To remedy the abrupt movements, [Daniel Holden et. al] recently published a paper (PDF) and a video showing a method to greatly improve the real-time character control mechanism. The proposed system uses a neural network that has been trained using a large data set of walking, jumping and other sequences on various terrains. The key is breaking down the process of bipedal movement and its cyclic behaviour into a series of sub-steps or phases. Each phase translates to a natural posture for the character while moving. The system precomputes the next-phases offline to conserve computational resources at runtime. Then considering user control, previous pose of the character(including joint positions) and terrain geometry, the consequent frame of the animation is computed. The computation is done by a regression network that calculates future position of the joints and a blending function is used for Motion Matching as described in a presentation (PDF) and video by [Simon Clavet]. Continue reading “Neural Networks Walk Better Than Humans for Game Animation”
Like many nerds, we have our share of retro video games and nonworking consoles lying around. Every so often we feel like dragging one out and hoping it works.. Luckily for us, the Super Genintari is available to fulfill our fantasies of beating Ghosts ‘N Goblins. The Super Genintari is an Atari 2600, NES, SNES and Sega Genesis all rolled into one; you can even put in four cartridges at once and hook it up to your television with a simple AV cable.

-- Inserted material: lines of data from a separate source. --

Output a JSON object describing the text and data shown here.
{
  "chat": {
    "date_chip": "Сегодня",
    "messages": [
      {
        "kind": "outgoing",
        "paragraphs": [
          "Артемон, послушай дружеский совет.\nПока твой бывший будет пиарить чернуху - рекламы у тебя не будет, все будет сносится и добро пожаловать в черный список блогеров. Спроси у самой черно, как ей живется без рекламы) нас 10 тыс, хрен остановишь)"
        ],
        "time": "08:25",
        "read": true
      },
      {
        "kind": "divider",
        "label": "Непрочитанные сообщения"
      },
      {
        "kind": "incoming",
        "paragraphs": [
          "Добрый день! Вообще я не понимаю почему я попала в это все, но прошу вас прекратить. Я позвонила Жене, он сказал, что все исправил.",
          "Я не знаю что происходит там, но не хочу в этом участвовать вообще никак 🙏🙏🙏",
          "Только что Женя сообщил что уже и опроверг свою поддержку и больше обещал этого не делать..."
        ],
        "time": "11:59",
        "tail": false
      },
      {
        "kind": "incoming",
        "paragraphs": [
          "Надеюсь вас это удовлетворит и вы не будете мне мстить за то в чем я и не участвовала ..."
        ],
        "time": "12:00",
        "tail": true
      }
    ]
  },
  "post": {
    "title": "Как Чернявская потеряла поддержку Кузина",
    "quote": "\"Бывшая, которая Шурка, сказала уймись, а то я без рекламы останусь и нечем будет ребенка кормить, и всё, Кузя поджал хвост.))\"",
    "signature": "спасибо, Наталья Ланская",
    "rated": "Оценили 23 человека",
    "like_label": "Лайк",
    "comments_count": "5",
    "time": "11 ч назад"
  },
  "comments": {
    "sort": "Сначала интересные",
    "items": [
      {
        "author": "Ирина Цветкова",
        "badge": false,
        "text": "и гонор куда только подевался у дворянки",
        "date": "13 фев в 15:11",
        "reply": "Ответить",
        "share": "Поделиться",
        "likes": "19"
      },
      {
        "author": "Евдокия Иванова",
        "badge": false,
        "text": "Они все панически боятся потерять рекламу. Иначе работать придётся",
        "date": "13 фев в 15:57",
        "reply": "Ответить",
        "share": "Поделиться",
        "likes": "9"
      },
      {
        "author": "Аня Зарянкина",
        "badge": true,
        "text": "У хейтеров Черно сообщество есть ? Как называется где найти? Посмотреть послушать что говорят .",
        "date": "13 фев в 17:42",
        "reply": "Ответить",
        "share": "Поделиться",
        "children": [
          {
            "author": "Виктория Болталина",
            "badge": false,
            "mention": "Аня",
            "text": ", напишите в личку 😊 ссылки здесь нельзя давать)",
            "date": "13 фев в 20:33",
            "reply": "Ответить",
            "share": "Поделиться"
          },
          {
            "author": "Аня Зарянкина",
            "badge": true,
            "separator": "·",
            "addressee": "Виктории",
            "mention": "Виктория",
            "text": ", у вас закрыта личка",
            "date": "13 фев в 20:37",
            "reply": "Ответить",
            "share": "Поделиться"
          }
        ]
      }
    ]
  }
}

What happens when you take a little [Ben Heck] ingenuity, a little Lian Li utility, an Xbox 360 and an LCD HDTV and mix it all together? You get the Microvision 360, a combination LCD HDTV and Xbox 360.
The mod is not particularly complex. The Microvision 360’s creator [PvP_LostKnight] only removed the working parts from the Xbox 360’s case and mounted them to the back of the TV. A few of the inputs of the TV had to be moved and rewired, and a repurposed and painted tupperware container was added to cover the Xbox 360 parts. Unfortunately, [PvP_LostKnight] did not post a writeup, and even added “The wiring for this is horrible, I would not recommend anyone trying this.”
Setting aside his recommendation for a moment, a few of the advantages to his design are improved airflow to the Xbox 360 and better space usage. What we’d like to see added more than anything is power integration, with a single button to turn on both and a single power source powering the TV and the Xbox. See the proof of concept video after the break, or more photos and comments at the read link.
Continue reading “Xbox 360 and LCD HDTV rolled into one”